Any of these things and more can reduce your sexual desire or drive. We all know logically if we are tired, the last thing we want to do is bumping uglies till all hours. If our brains are flooded with the stress hormone cortisol, there is a slim chance you could get in the mood. Your body most likely will shut down to any and all pleasure. This is why having a balance is imperative for taking time to look after yourself and your sex life.

If you don’t have an orgasm from penetration, you’re broken

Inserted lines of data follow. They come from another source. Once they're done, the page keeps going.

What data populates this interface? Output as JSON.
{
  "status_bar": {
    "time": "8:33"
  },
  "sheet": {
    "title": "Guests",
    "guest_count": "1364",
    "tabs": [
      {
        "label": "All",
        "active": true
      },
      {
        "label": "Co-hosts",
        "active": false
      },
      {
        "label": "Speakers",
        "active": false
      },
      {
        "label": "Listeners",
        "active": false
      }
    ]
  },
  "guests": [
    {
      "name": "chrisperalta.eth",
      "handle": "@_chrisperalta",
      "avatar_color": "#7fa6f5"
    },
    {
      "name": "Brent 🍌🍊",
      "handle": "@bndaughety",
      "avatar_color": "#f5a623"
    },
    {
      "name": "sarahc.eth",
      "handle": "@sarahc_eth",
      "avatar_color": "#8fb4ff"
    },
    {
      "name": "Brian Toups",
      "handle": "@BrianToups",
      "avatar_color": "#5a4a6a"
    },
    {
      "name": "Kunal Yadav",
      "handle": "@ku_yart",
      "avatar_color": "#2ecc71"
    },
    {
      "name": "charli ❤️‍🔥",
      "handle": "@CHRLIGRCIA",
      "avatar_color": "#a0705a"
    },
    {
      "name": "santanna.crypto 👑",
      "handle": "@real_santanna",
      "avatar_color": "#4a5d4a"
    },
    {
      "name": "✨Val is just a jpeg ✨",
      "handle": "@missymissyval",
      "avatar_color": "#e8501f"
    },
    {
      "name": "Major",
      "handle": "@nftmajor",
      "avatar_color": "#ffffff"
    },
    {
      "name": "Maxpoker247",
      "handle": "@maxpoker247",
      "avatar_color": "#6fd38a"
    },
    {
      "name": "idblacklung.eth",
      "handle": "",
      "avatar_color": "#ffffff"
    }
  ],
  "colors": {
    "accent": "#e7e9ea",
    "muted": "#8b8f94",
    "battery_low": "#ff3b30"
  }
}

Thanks to movies, we are led to believe orgasms come quickly, fast, easily, and ALWAYS during intercourse. Ask the majority of women, and they will tell you otherwise. Ask your girlfriends. The reality is 75% of women will not achieve the wholy grail by penetration alone. Do yourself a favour, stop believing the movies and comparing yourself to them.

There are only 2 types of orgasms

Just like men, women can have multiple different types of orgasms. You will be asking your partner to lift their game or lifting your single romps up to achieve all of these.

VaginalVaginal walls are pulsing and may produce female ejaculation, usually created by g-spot stimulation.
AnalFelt in the anal canal and sphincter, not in the vagina.
Clitorial Often felt on the body itself, like a tingle.
ConvulsingYou will feel these in your pelvic floor area; try edging (long build-up) for one of these!
ErogenousThose areas that we take for granted or are often ignored. I’m talking nipples, ears, neck, knees, and elbows.
ComboAny of the above can occur simultaneously; if you have one of these, your whole body is most likely feeling it.

Now that we have a better understanding of the myths and misconceptions surrounding female sexuality, it’s time to take action. You can make a difference by educating yourself and others about the reality of women’s sexual experiences. We can have open and honest conversations with our partners and loved ones, promote healthy attitudes towards sex, and challenge the harmful stereotypes that still exist.

Sex is meant to be fun. There are many more myths and lies about female sexuality. These five just scratch the surface. As a woman, I am sure you have heard them all. I would love to know your favourites. Let’s take action together. Let’s work towards a world where women are empowered to explore and enjoy their sexuality without fear or shame. Let’s challenge the myths and misconceptions that hold us back and create a more inclusive and sex-positive society for everyone.